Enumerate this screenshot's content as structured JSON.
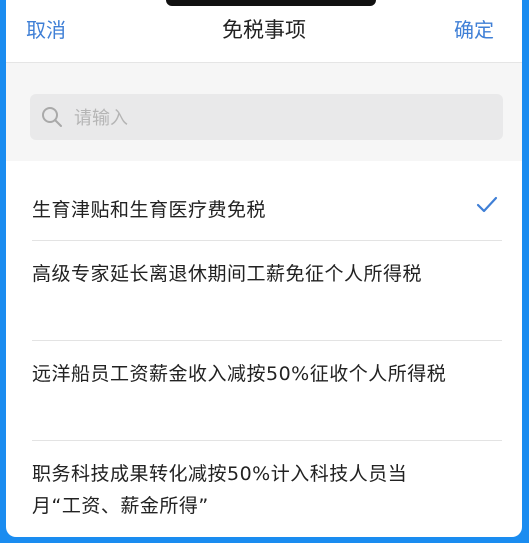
{
  "header": {
    "cancel_label": "取消",
    "title": "免税事项",
    "confirm_label": "确定"
  },
  "search": {
    "placeholder": "请输入",
    "value": ""
  },
  "items": [
    {
      "label": "生育津贴和生育医疗费免税",
      "selected": true
    },
    {
      "label": "高级专家延长离退休期间工薪免征个人所得税",
      "selected": false
    },
    {
      "label": "远洋船员工资薪金收入减按50%征收个人所得税",
      "selected": false
    },
    {
      "label": "职务科技成果转化减按50%计入科技人员当月“工资、薪金所得”",
      "selected": false
    }
  ],
  "colors": {
    "accent": "#3f7fd6",
    "frame": "#1a8cf0"
  }
}
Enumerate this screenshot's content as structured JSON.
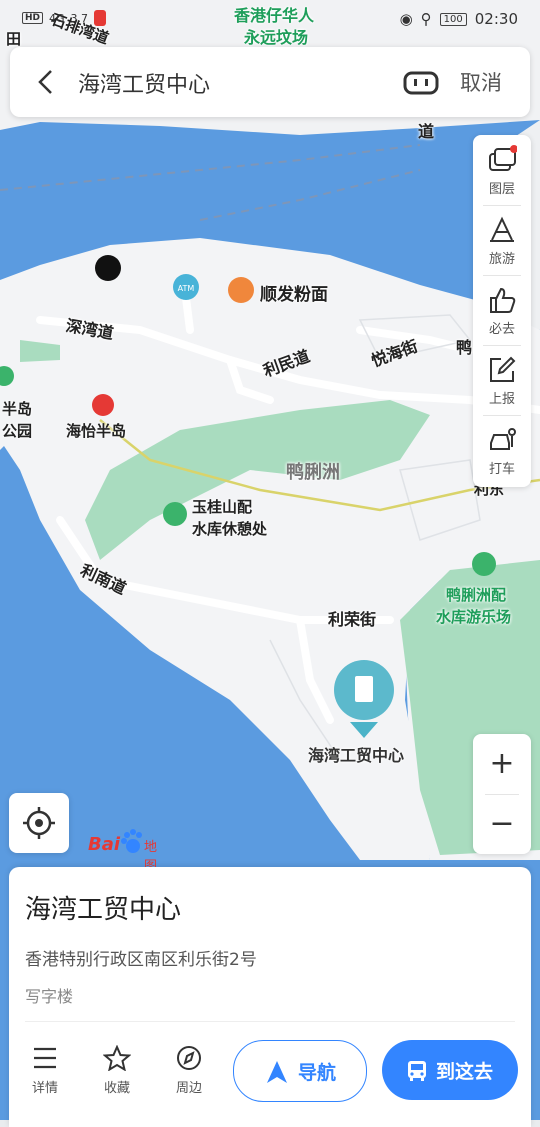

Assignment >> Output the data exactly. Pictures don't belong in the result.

Output >>
Enumerate this screenshot's content as structured JSON.
{
  "header": {
    "cancel_label": "取消",
    "title": "免税事项",
    "confirm_label": "确定"
  },
  "search": {
    "placeholder": "请输入",
    "value": ""
  },
  "items": [
    {
      "label": "生育津贴和生育医疗费免税",
      "selected": true
    },
    {
      "label": "高级专家延长离退休期间工薪免征个人所得税",
      "selected": false
    },
    {
      "label": "远洋船员工资薪金收入减按50%征收个人所得税",
      "selected": false
    },
    {
      "label": "职务科技成果转化减按50%计入科技人员当月“工资、薪金所得”",
      "selected": false
    }
  ],
  "colors": {
    "accent": "#3f7fd6",
    "frame": "#1a8cf0"
  }
}
Enumerate this screenshot's content as structured JSON.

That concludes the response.